━━━ Extracted information
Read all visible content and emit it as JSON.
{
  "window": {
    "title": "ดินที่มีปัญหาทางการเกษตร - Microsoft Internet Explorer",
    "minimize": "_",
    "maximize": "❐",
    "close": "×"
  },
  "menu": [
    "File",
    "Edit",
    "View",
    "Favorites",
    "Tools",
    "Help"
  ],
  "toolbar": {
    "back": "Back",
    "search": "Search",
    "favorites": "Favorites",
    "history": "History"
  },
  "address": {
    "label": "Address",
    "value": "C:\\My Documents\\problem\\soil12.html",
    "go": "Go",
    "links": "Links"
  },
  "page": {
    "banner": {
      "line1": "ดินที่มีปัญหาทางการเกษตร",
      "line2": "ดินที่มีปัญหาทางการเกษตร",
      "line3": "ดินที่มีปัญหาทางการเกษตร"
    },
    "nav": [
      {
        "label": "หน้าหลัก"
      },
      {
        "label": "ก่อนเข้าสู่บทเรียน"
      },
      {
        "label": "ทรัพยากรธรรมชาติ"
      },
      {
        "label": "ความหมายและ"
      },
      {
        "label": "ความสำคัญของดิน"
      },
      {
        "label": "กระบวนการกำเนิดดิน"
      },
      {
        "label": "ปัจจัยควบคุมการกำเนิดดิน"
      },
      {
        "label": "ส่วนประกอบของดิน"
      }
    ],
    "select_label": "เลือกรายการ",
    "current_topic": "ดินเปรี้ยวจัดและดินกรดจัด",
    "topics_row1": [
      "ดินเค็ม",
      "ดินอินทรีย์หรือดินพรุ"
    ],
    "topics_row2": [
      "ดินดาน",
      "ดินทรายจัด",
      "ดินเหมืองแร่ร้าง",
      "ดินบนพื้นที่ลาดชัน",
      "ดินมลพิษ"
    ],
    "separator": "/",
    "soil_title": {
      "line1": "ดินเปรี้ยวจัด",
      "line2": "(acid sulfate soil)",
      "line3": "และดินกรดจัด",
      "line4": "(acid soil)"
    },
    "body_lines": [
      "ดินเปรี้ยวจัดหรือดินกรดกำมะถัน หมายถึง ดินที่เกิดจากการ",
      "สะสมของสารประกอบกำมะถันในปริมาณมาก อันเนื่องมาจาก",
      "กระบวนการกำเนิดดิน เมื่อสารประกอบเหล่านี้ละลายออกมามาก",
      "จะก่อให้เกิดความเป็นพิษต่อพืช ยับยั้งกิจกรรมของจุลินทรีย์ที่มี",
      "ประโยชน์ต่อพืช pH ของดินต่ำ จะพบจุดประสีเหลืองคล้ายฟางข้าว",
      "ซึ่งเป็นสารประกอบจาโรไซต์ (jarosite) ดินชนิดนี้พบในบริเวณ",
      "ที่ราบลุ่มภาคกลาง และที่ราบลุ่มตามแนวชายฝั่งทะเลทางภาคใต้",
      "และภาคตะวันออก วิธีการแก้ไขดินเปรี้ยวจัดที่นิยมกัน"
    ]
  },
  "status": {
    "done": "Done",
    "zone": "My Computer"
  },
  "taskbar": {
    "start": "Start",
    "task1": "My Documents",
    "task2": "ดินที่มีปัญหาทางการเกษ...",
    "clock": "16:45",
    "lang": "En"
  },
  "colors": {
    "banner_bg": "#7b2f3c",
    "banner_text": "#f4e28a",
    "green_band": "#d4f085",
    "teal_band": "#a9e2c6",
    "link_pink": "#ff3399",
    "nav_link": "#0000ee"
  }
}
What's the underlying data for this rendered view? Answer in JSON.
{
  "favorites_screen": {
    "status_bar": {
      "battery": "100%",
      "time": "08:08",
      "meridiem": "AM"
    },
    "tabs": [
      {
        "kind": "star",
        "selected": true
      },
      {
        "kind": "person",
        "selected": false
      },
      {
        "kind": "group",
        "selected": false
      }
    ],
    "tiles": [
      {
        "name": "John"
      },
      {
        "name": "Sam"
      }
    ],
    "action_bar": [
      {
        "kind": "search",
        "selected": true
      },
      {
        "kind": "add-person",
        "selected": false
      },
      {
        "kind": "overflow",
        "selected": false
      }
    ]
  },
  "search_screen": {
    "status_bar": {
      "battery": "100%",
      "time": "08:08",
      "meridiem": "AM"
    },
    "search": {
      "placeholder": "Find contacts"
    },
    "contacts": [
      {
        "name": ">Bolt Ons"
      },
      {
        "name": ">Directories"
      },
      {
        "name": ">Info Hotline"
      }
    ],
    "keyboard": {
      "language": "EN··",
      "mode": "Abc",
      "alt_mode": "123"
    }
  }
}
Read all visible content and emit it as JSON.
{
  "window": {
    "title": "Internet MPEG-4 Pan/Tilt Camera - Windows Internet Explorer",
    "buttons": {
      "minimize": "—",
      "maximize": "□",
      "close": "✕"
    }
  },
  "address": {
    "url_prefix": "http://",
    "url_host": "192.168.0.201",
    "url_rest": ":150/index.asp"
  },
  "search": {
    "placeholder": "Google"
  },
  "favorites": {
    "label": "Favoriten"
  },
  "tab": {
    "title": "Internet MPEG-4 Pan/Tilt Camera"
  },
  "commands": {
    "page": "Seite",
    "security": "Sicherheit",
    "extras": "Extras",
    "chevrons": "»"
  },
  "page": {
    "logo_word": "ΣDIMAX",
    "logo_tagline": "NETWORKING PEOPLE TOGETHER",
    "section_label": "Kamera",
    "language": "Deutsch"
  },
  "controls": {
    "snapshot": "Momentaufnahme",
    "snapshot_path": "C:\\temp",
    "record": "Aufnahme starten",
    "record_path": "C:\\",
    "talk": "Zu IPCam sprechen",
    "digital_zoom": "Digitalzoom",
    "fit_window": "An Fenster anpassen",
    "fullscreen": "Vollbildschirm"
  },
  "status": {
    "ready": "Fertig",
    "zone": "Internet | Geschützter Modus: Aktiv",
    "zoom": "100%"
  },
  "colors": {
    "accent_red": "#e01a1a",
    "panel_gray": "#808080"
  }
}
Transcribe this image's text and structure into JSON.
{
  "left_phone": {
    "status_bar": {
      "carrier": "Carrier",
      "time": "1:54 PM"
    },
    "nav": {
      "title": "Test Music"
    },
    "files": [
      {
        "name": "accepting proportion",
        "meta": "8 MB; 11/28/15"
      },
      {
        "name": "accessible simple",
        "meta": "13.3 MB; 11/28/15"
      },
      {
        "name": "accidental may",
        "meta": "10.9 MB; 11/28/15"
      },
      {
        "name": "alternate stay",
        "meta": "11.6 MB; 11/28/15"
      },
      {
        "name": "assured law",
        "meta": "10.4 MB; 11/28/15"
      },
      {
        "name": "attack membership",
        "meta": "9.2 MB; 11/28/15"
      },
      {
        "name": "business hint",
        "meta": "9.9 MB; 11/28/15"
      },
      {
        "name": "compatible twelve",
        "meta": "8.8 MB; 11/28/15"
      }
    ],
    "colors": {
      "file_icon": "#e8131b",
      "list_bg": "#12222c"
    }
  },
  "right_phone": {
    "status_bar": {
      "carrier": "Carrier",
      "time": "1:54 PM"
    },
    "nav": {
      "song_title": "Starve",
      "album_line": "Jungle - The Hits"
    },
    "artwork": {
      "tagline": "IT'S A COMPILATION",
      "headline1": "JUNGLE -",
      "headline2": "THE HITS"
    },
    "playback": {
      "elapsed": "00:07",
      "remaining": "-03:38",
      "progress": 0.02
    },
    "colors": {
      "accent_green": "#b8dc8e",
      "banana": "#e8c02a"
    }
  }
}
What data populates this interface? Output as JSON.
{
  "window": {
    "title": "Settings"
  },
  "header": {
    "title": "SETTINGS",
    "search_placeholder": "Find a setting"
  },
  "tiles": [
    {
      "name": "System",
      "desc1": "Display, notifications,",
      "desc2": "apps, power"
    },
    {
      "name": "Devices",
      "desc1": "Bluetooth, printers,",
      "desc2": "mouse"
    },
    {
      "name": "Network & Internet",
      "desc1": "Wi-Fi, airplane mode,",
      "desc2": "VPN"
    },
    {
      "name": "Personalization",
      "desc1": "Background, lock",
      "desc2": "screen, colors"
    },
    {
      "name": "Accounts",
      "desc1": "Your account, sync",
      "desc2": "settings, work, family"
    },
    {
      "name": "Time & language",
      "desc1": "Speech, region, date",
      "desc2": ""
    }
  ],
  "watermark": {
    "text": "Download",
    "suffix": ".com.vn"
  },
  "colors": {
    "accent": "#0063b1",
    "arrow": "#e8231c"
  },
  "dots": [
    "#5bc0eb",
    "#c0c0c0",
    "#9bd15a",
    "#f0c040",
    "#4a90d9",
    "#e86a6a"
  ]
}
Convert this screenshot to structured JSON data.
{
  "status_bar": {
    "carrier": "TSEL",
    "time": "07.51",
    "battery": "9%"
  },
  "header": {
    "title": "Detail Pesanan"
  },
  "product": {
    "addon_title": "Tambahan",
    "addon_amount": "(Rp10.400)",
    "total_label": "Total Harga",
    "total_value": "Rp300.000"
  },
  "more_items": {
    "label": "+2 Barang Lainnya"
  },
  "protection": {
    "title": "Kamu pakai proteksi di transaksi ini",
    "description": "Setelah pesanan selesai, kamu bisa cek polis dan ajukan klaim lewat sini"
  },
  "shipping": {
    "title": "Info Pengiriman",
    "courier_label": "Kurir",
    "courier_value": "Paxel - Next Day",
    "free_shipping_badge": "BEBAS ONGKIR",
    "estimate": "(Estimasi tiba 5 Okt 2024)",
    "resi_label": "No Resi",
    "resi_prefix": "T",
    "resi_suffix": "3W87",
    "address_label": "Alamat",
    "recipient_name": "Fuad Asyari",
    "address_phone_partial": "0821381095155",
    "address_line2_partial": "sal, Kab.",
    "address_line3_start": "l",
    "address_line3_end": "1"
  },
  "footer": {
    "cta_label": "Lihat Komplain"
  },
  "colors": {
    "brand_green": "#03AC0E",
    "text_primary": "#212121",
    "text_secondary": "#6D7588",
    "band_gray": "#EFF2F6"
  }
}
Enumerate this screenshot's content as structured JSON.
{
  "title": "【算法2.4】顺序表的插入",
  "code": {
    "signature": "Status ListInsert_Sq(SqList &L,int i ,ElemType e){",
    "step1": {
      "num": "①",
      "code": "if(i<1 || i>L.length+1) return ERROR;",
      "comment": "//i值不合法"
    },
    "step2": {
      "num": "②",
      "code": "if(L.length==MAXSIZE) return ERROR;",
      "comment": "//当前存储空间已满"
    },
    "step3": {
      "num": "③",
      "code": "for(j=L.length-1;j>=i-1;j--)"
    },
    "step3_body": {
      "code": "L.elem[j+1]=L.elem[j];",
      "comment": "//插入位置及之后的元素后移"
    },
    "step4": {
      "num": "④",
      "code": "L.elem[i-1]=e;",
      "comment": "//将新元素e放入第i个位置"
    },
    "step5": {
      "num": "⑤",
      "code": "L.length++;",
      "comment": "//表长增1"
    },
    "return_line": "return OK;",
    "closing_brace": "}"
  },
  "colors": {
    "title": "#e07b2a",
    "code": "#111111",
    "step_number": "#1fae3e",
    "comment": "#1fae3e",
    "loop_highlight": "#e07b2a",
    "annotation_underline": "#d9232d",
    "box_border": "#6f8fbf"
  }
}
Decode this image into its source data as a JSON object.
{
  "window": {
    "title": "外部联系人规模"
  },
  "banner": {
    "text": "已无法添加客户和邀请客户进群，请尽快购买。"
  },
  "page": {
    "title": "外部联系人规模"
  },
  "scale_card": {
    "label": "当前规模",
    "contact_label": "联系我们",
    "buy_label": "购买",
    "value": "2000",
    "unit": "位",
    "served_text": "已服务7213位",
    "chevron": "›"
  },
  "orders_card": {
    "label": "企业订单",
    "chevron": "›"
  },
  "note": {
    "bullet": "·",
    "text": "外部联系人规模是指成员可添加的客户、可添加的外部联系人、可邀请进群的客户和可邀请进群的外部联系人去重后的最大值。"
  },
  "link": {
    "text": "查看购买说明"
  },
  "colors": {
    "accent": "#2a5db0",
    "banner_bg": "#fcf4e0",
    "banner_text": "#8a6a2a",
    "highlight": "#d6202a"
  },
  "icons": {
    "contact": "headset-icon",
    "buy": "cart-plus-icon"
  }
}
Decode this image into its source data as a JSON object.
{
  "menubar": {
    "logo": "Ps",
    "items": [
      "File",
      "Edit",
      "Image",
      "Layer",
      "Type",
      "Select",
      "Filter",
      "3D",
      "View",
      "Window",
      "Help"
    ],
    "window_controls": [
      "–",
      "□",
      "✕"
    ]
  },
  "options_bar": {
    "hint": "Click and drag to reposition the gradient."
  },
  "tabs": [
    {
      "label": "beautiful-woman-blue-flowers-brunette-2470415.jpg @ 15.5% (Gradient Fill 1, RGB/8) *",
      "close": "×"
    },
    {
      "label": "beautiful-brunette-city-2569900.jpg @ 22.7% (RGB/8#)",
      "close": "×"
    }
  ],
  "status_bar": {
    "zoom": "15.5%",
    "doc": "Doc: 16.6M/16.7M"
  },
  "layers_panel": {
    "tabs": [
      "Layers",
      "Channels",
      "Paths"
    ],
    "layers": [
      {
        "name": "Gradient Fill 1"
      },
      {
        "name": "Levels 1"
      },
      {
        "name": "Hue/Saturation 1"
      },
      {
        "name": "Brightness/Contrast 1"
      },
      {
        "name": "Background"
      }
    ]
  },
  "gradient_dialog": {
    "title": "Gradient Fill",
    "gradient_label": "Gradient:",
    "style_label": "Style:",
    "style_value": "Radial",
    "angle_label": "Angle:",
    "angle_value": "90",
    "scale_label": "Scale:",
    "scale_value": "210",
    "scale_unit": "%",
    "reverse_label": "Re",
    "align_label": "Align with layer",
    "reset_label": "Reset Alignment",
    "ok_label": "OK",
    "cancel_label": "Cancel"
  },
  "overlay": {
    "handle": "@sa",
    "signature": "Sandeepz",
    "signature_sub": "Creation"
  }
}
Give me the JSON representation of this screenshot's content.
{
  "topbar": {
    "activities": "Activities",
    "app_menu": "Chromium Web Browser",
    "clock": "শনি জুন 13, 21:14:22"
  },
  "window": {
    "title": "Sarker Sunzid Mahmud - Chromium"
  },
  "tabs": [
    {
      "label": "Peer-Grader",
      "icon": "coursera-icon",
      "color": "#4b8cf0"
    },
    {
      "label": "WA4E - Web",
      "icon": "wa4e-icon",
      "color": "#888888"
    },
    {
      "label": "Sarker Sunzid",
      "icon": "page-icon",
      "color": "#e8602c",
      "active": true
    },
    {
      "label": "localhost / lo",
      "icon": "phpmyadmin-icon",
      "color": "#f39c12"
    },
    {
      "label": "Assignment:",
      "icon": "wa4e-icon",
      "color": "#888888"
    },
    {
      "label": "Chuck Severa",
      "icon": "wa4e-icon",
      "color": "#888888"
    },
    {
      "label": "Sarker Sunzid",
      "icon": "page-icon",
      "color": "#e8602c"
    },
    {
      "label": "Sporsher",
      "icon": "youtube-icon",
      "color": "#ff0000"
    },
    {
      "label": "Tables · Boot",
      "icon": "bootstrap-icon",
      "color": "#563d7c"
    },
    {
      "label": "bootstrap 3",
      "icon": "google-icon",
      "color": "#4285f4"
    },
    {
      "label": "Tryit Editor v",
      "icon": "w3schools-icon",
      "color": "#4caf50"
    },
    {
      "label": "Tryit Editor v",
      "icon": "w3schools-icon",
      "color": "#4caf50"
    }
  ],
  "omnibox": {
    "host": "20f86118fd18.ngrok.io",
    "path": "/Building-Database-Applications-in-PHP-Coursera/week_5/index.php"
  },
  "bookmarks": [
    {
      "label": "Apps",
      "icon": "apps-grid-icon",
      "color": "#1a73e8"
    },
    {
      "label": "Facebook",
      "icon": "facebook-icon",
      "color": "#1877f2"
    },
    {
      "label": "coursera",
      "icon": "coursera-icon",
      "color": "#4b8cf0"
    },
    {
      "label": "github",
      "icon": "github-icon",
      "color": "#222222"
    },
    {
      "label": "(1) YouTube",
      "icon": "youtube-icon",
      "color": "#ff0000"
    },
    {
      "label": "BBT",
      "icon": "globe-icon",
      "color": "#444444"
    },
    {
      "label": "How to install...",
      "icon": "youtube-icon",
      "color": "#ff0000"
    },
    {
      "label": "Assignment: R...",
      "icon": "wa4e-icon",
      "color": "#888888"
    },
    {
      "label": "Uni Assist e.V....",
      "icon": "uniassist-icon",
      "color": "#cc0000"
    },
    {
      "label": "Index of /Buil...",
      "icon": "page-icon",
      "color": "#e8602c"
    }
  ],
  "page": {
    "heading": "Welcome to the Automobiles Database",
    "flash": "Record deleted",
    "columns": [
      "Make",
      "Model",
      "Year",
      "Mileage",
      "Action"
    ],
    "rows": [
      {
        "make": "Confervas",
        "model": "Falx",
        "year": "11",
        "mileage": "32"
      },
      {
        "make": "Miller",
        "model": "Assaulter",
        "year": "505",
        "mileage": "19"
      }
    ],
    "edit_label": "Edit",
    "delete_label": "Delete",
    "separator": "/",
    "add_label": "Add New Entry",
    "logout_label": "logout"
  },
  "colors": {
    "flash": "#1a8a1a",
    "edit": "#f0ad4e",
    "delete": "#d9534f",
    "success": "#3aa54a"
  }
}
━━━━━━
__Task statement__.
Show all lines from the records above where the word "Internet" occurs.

__Reply to the exercise__.
    "title": "ดินที่มีปัญหาทางการเกษตร - Microsoft Internet Explorer",
    "title": "Internet MPEG-4 Pan/Tilt Camera - Windows Internet Explorer",
    "title": "Internet MPEG-4 Pan/Tilt Camera"
    "zone": "Internet | Geschützter Modus: Aktiv",
      "name": "Network & Internet",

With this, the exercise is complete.